Public-private partnerships are increasingly advocated to alleviate deficiencies in the public health system as well as to reduce economic stress on those who seek services from an expensive, burgeoning and unregulated private health sector. Focusing on India, this book examines how the private sector in developing countries is tapped to deliver health care services to poor and under-served sections of society through collaborative arrangements with the government.

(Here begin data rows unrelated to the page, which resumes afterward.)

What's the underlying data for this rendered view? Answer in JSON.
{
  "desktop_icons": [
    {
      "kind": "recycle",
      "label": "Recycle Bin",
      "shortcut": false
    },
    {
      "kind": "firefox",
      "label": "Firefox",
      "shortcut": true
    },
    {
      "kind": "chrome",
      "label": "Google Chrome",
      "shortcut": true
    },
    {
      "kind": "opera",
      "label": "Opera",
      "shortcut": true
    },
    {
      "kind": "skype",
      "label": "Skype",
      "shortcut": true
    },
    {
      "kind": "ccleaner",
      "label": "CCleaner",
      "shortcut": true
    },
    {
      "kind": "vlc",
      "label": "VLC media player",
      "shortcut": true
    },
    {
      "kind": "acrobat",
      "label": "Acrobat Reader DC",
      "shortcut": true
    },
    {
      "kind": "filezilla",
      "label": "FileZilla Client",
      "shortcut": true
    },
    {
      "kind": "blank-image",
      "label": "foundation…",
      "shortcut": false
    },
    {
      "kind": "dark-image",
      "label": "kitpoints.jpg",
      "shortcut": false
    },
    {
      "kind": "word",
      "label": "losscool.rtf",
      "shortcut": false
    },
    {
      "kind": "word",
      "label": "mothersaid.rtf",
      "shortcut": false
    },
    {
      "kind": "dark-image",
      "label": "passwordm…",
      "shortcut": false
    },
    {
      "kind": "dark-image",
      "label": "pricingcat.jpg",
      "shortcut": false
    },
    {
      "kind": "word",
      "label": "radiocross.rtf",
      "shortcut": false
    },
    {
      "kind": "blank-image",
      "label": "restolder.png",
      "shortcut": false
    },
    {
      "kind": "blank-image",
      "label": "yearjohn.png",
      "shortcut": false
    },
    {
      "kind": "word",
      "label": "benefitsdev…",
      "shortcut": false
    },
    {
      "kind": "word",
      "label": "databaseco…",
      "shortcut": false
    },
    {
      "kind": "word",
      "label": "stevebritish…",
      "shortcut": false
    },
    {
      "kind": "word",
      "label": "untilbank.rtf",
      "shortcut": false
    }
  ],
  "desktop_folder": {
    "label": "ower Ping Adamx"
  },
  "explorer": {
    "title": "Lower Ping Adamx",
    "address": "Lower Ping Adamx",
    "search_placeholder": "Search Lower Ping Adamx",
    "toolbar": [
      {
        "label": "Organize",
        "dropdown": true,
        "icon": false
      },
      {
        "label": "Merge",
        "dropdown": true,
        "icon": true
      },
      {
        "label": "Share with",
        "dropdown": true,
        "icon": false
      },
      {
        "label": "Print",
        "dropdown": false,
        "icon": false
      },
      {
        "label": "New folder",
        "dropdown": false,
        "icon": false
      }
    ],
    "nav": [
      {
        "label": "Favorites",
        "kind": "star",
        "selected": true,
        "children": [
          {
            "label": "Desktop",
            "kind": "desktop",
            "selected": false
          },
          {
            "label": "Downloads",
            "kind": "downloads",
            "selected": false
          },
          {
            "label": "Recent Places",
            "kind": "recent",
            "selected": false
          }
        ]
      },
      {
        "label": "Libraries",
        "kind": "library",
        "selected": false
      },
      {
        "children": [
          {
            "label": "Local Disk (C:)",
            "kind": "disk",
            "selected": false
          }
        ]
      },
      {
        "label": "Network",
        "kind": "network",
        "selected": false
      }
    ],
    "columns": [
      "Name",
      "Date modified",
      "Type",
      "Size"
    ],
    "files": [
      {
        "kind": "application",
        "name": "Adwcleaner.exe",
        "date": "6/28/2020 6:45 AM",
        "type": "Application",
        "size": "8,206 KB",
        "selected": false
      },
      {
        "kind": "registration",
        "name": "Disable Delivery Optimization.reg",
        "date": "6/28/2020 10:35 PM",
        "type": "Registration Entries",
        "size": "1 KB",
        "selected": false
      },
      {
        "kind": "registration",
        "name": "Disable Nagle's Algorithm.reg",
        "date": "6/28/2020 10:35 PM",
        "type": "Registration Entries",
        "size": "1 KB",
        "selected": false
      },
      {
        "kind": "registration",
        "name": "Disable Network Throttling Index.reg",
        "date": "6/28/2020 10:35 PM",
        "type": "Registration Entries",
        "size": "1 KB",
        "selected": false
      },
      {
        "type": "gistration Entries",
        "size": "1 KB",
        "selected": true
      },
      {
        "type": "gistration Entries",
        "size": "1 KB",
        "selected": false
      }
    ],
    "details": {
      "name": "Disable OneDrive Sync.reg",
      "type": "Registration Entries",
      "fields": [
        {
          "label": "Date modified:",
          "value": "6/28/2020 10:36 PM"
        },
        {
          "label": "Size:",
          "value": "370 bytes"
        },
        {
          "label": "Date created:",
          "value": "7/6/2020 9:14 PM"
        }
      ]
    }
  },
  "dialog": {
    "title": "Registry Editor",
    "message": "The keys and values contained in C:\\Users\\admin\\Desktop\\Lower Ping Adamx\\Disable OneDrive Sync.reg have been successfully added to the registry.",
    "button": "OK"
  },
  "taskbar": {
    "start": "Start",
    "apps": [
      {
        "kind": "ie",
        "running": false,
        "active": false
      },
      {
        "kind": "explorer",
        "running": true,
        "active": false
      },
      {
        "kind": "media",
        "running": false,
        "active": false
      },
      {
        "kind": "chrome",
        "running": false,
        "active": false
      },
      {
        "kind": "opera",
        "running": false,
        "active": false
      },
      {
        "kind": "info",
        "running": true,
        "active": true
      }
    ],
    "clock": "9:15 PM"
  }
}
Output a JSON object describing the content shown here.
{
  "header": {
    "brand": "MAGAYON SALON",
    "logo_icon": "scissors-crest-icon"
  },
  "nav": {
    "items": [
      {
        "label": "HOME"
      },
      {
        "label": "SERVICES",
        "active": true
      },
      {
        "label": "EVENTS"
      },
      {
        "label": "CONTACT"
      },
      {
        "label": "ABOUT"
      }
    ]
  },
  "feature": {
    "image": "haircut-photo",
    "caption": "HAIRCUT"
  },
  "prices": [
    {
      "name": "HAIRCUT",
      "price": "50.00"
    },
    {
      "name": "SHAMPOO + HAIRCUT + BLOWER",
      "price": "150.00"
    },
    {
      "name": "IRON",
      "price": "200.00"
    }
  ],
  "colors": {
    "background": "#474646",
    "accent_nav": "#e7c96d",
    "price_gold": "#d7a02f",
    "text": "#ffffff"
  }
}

Having emerged as a key reform initiative, aspects of public-private partnership are examined such as the genesis of private sector partnerships, the ways in which the private sector is encouraged to deliver public health services, and the models and formats that make such partnerships possible.
Based on in-depth case studies from different states of India and drawing on experiences in other countries, the authors analyse challenges, opportunities and benefits of implementing public-private partnerships and explore whether partnership with the private sector can be designed to deliver health care services to the poor as well as the consequences for beneficiaries.

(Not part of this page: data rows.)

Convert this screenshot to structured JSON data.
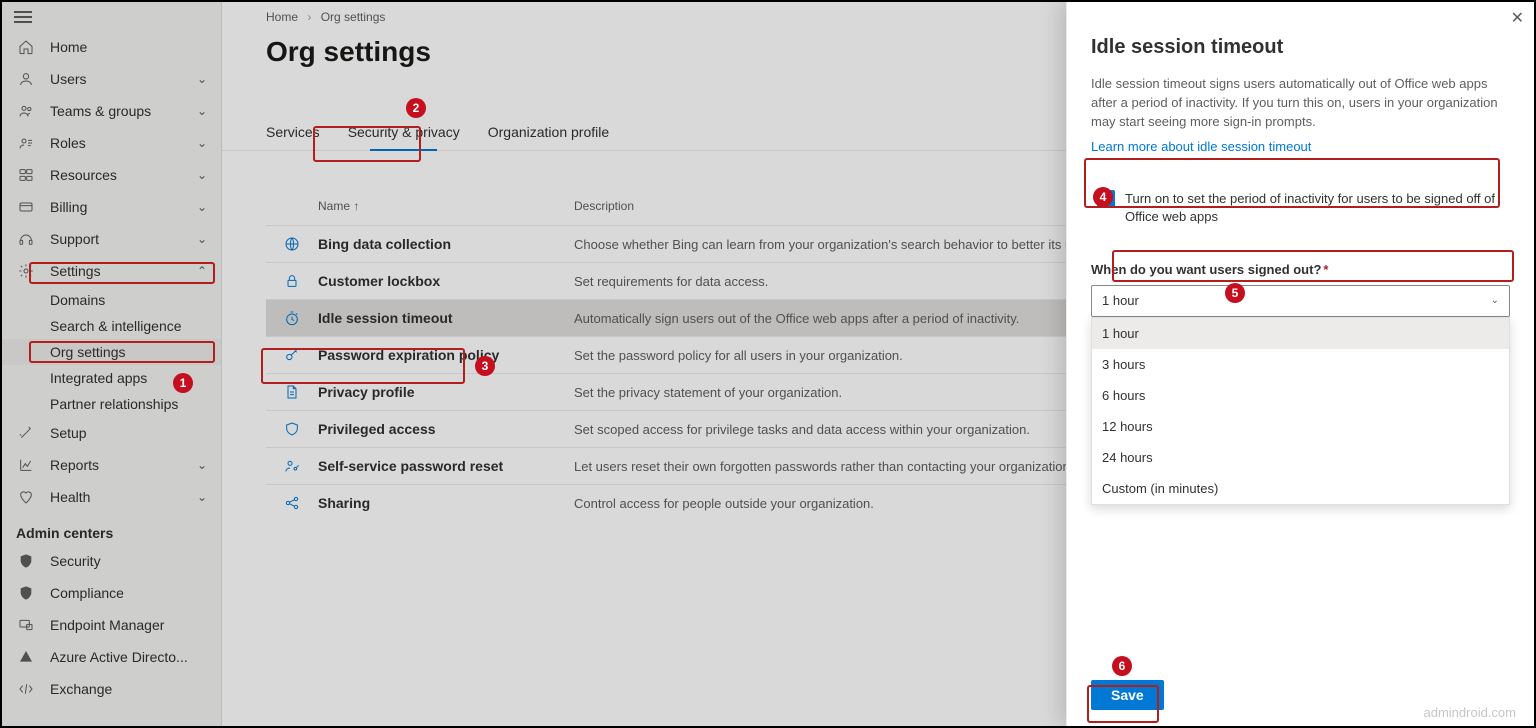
{
  "breadcrumb": {
    "home": "Home",
    "current": "Org settings"
  },
  "page_title": "Org settings",
  "sidebar": {
    "items": [
      {
        "label": "Home"
      },
      {
        "label": "Users"
      },
      {
        "label": "Teams & groups"
      },
      {
        "label": "Roles"
      },
      {
        "label": "Resources"
      },
      {
        "label": "Billing"
      },
      {
        "label": "Support"
      },
      {
        "label": "Settings"
      },
      {
        "label": "Setup"
      },
      {
        "label": "Reports"
      },
      {
        "label": "Health"
      }
    ],
    "settings_sub": [
      {
        "label": "Domains"
      },
      {
        "label": "Search & intelligence"
      },
      {
        "label": "Org settings"
      },
      {
        "label": "Integrated apps"
      },
      {
        "label": "Partner relationships"
      }
    ],
    "admin_header": "Admin centers",
    "admin_centers": [
      {
        "label": "Security"
      },
      {
        "label": "Compliance"
      },
      {
        "label": "Endpoint Manager"
      },
      {
        "label": "Azure Active Directo..."
      },
      {
        "label": "Exchange"
      }
    ]
  },
  "tabs": [
    {
      "label": "Services"
    },
    {
      "label": "Security & privacy"
    },
    {
      "label": "Organization profile"
    }
  ],
  "table": {
    "headers": {
      "name": "Name",
      "sort": "↑",
      "desc": "Description"
    },
    "rows": [
      {
        "name": "Bing data collection",
        "desc": "Choose whether Bing can learn from your organization's search behavior to better its results."
      },
      {
        "name": "Customer lockbox",
        "desc": "Set requirements for data access."
      },
      {
        "name": "Idle session timeout",
        "desc": "Automatically sign users out of the Office web apps after a period of inactivity."
      },
      {
        "name": "Password expiration policy",
        "desc": "Set the password policy for all users in your organization."
      },
      {
        "name": "Privacy profile",
        "desc": "Set the privacy statement of your organization."
      },
      {
        "name": "Privileged access",
        "desc": "Set scoped access for privilege tasks and data access within your organization."
      },
      {
        "name": "Self-service password reset",
        "desc": "Let users reset their own forgotten passwords rather than contacting your organization's IT for help."
      },
      {
        "name": "Sharing",
        "desc": "Control access for people outside your organization."
      }
    ]
  },
  "panel": {
    "title": "Idle session timeout",
    "desc": "Idle session timeout signs users automatically out of Office web apps after a period of inactivity. If you turn this on, users in your organization may start seeing more sign-in prompts.",
    "link": "Learn more about idle session timeout",
    "checkbox_label": "Turn on to set the period of inactivity for users to be signed off of Office web apps",
    "field_label": "When do you want users signed out?",
    "selected": "1 hour",
    "options": [
      "1 hour",
      "3 hours",
      "6 hours",
      "12 hours",
      "24 hours",
      "Custom (in minutes)"
    ],
    "save": "Save"
  },
  "watermark": "admindroid.com",
  "annotations": {
    "1": "1",
    "2": "2",
    "3": "3",
    "4": "4",
    "5": "5",
    "6": "6"
  }
}
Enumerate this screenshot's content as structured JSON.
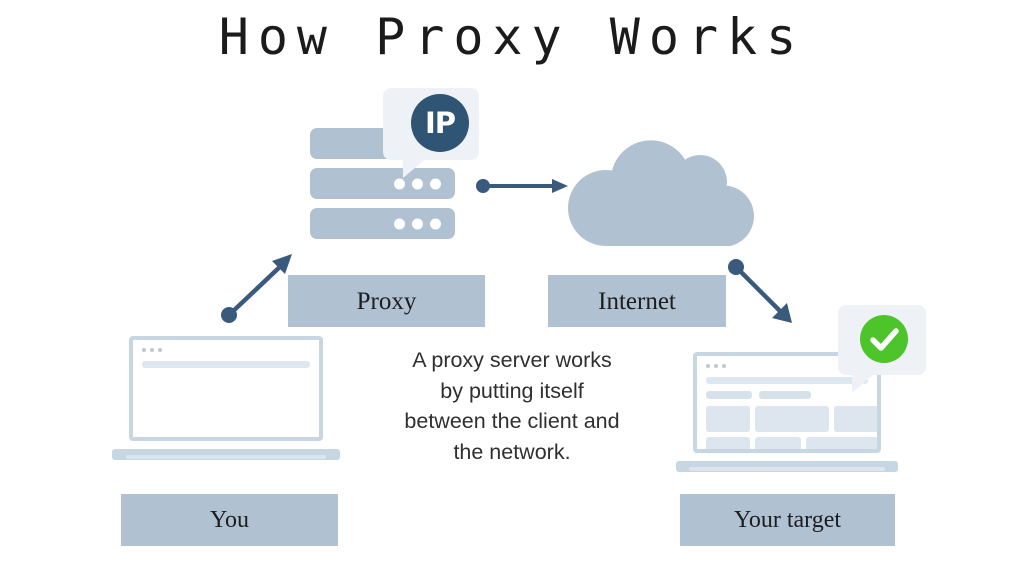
{
  "page": {
    "title": "How Proxy Works",
    "background_color": "#ffffff"
  },
  "colors": {
    "accent_blue_gray": "#b0c1d1",
    "arrow_navy": "#3a5a7d",
    "ip_badge_circle": "#2f5474",
    "bubble_background": "#eef2f6",
    "check_green": "#4cc42a",
    "laptop_outline": "#c7d6e3",
    "title_text": "#1b1b1b",
    "body_text": "#2f2f2f"
  },
  "nodes": {
    "proxy_label": "Proxy",
    "internet_label": "Internet",
    "you_label": "You",
    "target_label": "Your target"
  },
  "ip_badge": {
    "text": "IP"
  },
  "description": {
    "lines": [
      "A proxy server works",
      "by putting itself",
      "between the client and",
      "the network."
    ],
    "full_text": "A proxy server works by putting itself between the client and the network."
  },
  "icons": {
    "server": "server-stack-icon",
    "cloud": "cloud-icon",
    "ip_badge": "ip-badge-icon",
    "check": "check-circle-icon",
    "laptop_client": "laptop-client-icon",
    "laptop_target": "laptop-target-icon",
    "arrow_proxy_to_internet": "arrow-right-icon",
    "arrow_you_to_proxy": "arrow-up-right-icon",
    "arrow_internet_to_target": "arrow-down-right-icon"
  }
}
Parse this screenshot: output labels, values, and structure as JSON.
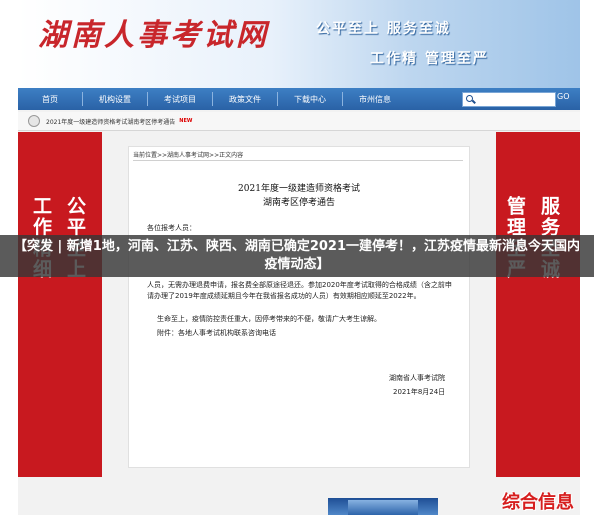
{
  "header": {
    "site_logo": "湖南人事考试网",
    "slogan_1": "公平至上 服务至诚",
    "slogan_2": "工作精 管理至严"
  },
  "nav": {
    "items": [
      "首页",
      "机构设置",
      "考试项目",
      "政策文件",
      "下载中心",
      "市州信息"
    ]
  },
  "search": {
    "go_label": "GO"
  },
  "ticker": {
    "text": "2021年度一级建造师资格考试湖南考区停考通告",
    "badge": "NEW"
  },
  "side_left": {
    "col1": "公平至上",
    "col2": "工作精细"
  },
  "side_right": {
    "col1": "服务至诚",
    "col2": "管理至严"
  },
  "content": {
    "breadcrumb": "当前位置>>湖南人事考试网>>正文内容",
    "title_1": "2021年度一级建造师资格考试",
    "title_2": "湖南考区停考通告",
    "salutation": "各位报考人员：",
    "para_1": "人员，无需办理退费申请，报名费全部原途径退还。参加2020年度考试取得的合格成绩（含之前申请办理了2019年度成绩延期且今年在我省报名成功的人员）有效期相应顺延至2022年。",
    "para_2": "生命至上，疫情防控责任重大，因停考带来的不便，敬请广大考生谅解。",
    "para_3": "附件：各地人事考试机构联系咨询电话",
    "sign_org": "湖南省人事考试院",
    "sign_date": "2021年8月24日"
  },
  "banner": {
    "text": "【突发 | 新增1地，河南、江苏、陕西、湖南已确定2021一建停考！，江苏疫情最新消息今天国内疫情动态】"
  },
  "watermark": {
    "text": "综合信息"
  },
  "colors": {
    "nav_blue": "#2a62a6",
    "side_red": "#c8191f",
    "logo_red": "#c8262b"
  }
}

This book will be of interest to scholars of public policy and development administration, health policy and development economics as well as South Asian Studies.